WORK REQUEST:
Look for the word "title" in the data below, and copy every line that holds it.

*** Opening INPUT RECORDS ***

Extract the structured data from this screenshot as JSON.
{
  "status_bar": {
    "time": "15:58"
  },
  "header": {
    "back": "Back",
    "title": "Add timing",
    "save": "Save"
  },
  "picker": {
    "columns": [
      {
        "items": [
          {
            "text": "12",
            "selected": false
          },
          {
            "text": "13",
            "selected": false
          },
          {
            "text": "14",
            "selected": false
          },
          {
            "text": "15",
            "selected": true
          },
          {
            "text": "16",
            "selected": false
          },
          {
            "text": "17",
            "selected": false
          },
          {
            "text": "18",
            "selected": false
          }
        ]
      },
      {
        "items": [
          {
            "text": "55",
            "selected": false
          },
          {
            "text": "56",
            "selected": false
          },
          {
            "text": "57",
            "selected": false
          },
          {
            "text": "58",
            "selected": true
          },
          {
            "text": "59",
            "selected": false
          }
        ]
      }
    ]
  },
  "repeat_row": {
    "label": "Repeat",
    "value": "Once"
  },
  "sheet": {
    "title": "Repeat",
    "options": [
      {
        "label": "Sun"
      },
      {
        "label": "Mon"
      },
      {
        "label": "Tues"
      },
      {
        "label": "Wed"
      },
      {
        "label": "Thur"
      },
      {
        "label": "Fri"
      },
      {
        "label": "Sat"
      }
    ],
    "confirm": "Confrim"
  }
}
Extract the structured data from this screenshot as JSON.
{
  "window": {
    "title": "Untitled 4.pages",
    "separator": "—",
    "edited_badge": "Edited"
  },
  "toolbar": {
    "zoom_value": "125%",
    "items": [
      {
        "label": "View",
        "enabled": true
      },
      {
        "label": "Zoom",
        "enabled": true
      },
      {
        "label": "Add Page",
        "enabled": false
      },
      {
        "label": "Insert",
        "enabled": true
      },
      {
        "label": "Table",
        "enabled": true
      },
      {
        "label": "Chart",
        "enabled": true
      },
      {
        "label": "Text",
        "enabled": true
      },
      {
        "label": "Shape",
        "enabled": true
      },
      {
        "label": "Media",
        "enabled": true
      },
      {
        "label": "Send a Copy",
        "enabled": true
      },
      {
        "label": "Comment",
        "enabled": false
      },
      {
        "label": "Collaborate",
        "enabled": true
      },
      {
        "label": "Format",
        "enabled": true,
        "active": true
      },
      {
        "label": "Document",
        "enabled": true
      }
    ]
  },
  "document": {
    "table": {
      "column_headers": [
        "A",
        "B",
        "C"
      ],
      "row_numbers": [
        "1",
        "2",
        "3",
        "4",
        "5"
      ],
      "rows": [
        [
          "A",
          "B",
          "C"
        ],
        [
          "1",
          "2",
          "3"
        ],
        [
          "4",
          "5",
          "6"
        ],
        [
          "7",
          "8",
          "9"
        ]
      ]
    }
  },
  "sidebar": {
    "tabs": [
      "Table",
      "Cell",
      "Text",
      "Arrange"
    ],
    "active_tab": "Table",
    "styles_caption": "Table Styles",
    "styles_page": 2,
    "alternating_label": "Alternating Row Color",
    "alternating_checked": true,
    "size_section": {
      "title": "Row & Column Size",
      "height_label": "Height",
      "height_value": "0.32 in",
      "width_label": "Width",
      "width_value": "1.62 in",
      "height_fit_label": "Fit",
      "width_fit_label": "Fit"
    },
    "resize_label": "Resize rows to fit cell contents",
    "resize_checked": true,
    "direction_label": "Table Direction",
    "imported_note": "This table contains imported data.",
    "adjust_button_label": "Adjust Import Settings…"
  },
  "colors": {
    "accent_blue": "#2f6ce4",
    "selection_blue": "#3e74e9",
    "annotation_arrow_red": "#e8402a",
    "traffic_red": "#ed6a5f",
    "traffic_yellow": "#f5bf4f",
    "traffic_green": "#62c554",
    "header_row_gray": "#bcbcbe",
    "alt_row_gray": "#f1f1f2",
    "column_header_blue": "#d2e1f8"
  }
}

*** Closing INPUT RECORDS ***

REPLY:
    "title": "Add timing",
    "title": "Repeat",
    "title": "Untitled 4.pages",
      "title": "Row & Column Size",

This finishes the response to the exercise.